I started off with the interactive Tour of Go.
The tour is divided into three sections: basic concepts, methods and interfaces, and concurrency. Throughout the tour you will find a series of exercises for you to complete. Click the Run button for each section to compile and run the program on a remote server. No software installation needed to get start playing. If you are feeling adventurous, you can head over to the Go Playground and run your own code. Great for testing snippet you find or code you want to experiment with.
I found How to Write Go Code a god start as it demonstrates the development of a simple Go package and introduces the go tool, the standard way to fetch, build, test and install Go packages and commands.

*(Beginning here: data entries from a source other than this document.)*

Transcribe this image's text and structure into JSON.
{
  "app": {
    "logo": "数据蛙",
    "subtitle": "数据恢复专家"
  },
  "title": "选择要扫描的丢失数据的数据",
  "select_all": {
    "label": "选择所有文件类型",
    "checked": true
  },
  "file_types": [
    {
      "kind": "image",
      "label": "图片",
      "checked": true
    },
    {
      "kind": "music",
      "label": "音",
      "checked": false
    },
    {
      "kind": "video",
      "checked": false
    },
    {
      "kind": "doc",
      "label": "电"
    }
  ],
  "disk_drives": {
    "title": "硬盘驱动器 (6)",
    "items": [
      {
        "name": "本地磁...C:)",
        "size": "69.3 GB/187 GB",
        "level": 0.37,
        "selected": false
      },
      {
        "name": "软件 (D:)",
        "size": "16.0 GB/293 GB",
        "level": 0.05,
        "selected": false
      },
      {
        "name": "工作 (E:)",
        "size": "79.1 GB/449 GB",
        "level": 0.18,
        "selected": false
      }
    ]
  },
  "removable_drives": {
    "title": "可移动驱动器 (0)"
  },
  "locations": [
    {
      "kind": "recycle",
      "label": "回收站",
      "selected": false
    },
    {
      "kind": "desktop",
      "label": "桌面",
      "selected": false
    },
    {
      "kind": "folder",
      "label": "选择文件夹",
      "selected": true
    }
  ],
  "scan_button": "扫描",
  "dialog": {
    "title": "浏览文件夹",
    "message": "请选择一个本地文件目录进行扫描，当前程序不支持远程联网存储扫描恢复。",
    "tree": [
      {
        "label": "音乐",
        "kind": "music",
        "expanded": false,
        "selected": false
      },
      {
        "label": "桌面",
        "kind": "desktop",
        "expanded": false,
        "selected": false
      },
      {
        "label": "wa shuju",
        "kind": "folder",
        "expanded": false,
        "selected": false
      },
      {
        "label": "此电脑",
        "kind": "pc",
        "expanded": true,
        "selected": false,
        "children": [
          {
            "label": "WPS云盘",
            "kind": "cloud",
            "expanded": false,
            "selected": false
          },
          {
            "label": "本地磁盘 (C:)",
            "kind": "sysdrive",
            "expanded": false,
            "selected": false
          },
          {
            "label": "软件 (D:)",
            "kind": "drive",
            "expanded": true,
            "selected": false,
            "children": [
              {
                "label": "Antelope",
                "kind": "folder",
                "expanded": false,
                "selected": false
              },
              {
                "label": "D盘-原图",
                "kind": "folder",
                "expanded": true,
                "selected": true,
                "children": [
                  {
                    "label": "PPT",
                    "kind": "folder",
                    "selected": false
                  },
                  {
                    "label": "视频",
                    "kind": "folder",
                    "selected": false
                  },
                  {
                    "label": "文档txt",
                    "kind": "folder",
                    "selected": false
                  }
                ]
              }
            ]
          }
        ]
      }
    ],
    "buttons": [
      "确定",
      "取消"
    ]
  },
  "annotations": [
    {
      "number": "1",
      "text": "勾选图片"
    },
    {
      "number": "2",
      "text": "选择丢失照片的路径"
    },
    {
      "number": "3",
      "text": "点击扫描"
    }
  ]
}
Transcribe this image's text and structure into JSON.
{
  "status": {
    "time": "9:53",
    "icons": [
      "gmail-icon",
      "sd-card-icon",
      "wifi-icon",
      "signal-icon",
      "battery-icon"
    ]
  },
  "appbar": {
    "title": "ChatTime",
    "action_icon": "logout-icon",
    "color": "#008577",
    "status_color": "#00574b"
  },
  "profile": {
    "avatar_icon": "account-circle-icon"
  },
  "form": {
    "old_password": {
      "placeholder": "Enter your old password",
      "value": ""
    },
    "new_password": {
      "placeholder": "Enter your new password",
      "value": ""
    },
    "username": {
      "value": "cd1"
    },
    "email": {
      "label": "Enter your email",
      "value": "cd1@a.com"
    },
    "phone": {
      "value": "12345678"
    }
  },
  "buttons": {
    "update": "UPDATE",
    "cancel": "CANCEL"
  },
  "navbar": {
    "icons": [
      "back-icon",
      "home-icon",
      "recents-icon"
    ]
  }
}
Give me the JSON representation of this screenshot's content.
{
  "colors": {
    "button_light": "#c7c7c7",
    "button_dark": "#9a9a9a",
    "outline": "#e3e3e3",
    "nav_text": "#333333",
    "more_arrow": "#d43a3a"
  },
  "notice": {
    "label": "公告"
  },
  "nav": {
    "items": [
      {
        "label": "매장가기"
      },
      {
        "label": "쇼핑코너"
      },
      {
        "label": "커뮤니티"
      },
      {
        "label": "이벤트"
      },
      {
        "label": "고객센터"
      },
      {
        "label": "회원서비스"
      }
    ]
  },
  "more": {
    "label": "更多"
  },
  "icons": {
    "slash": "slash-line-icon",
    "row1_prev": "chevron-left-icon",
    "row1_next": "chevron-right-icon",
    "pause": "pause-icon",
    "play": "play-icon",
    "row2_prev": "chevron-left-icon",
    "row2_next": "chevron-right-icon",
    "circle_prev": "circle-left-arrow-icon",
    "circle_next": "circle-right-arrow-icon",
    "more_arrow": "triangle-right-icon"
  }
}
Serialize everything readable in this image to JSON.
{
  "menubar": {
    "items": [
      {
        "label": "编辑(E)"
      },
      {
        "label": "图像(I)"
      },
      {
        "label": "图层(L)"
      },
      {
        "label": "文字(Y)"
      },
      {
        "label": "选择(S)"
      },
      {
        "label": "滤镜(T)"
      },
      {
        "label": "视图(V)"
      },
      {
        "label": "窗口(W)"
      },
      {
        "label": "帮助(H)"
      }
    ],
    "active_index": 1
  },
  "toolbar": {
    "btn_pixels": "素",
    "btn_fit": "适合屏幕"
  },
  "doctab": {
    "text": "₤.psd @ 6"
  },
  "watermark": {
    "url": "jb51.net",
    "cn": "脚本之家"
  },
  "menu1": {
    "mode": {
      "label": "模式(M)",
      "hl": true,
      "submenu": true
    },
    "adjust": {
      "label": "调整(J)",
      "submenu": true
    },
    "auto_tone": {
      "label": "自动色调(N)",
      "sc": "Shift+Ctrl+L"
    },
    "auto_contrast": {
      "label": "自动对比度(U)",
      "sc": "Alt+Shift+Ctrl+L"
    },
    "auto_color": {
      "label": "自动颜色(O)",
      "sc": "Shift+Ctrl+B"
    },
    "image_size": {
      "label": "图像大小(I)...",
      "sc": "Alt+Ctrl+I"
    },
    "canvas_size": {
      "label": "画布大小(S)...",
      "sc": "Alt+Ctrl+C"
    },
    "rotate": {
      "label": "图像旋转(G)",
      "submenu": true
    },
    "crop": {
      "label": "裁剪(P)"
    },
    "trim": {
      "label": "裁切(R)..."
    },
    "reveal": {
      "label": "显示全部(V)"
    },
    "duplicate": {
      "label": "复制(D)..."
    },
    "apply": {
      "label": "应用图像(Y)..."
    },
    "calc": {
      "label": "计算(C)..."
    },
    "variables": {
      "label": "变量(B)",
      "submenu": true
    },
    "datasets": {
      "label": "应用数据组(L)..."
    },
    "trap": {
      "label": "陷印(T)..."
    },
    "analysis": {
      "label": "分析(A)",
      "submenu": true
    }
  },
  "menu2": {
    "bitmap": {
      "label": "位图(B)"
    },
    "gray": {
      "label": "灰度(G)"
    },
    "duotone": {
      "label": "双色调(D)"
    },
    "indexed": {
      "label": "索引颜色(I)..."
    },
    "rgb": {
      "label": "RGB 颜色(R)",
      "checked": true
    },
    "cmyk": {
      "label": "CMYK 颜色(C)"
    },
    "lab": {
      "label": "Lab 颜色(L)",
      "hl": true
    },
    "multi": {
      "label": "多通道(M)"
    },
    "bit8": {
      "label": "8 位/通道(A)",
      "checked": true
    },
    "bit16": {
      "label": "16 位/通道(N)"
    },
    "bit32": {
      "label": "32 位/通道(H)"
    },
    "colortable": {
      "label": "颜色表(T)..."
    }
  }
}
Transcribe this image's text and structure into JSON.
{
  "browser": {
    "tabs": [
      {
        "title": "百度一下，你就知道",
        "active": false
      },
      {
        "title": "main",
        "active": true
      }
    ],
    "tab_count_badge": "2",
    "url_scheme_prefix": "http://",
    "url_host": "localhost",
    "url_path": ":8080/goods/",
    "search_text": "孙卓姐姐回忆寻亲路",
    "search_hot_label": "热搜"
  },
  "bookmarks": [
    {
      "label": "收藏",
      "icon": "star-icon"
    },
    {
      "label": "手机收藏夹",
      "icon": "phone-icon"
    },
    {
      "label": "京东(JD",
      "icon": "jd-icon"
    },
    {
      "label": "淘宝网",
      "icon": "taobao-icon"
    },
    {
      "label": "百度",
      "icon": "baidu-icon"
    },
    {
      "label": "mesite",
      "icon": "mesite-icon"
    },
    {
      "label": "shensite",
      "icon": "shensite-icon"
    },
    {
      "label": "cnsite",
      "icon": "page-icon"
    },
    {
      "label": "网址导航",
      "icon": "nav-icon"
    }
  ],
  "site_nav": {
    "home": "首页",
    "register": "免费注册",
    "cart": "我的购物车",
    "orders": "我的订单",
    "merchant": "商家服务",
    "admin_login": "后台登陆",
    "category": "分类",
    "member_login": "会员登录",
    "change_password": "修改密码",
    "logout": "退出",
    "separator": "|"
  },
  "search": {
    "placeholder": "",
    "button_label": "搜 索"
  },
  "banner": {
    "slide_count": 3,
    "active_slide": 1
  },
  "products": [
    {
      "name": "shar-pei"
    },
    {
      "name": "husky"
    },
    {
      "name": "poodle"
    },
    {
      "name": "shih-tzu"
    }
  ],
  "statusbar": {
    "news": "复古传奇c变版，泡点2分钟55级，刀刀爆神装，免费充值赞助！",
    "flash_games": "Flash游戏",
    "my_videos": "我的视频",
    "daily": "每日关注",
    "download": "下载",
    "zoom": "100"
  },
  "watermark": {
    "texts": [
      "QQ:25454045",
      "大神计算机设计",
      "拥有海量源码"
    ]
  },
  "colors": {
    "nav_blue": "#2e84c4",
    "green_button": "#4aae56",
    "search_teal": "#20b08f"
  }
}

However, if you prefer, there is a video version instead.
A must read for any new Go programmer is Effective Go. The document gives tips for writing clear, idiomatic Go code.
If you prefer books (or PDFs of books), I found the following to be really helpful:
I think my favorite site is Learn X in Y minutes, Where X=Go. The site has one long Go file with a ton of effective commenting that teaches concepts along the way. I really love this site.
Go by Example is a hands-on introduction to Go using annotated example programs.
If you are fan of Railscasts, there a Gophercasts with a couple of good videos, especially for Postgres and Martini.
And finally Go (Golang) Pointers in 5 Minutes covers of course pointers in Go. Not surprising.
If you need a little help now and then, there is of course Stackoverflow and the go-nuts IRC channel,
freenode.net#go-nuts. If you are keen on Slack, Gohper Academy just announced a new Slack community you can join.
Building Topcoder ‘Cribs’
I learn best by doing so I looked around for something to build. I wanted something a little more than a
hello world but definitely not production quality. One thing we want to do with topcoder is allow members to post pictures and video of where they work, i.e., their cribs.
So the first thing I did was look around for a web framework for Go. There’s a great reddit thread with a ton of info. The Square Engineering blog also has an in-depth analysis as well with their winner. I finally decided to use Martini for a couple of reasons: 1) it smells a lot like Express and Sinatra so it was easy for me to grok, has a huge community and seems to be growing by leaps and bounds.
Server.go is where all of the action happens. It’s pretty small but straight forward and well documented so you can see what’s going on.
Here is the layout template the all of the views use. The HTML for each view is injected into the layout.
The home page iterates over the array of all returned Cribs from mongodb and links them to the display page. It also contains a form to post new Cribs.
Any finally the display page shows an image, youtube video or vimeo video based upon the type of Crib.
Deploying to Heorku
If you are deploying to Heroku you’ll need to add the following files. The Heroku buildpack needs to know where to put your code in the image. Add the .godir file in your project root with your directory structure:
You’ll also need a Procfile in your project root so heroku knows what type of dyno to spin up:
Finally, when creating your application add the buildpack flag and don’t forget to add the Mongodb and environment variables:
So now I have my first Go application running and am fairly happy with it. However, after building the app, reading this rebuttal of Martini and talking with a couple of Appirians that use Go, I’m thinking of scrapping Martini and using simply the standard Go library. Here’s an interesting blog post that I have been looking at regarding this.
In the next blog post, I plan on deploying my app to AWS with Docker.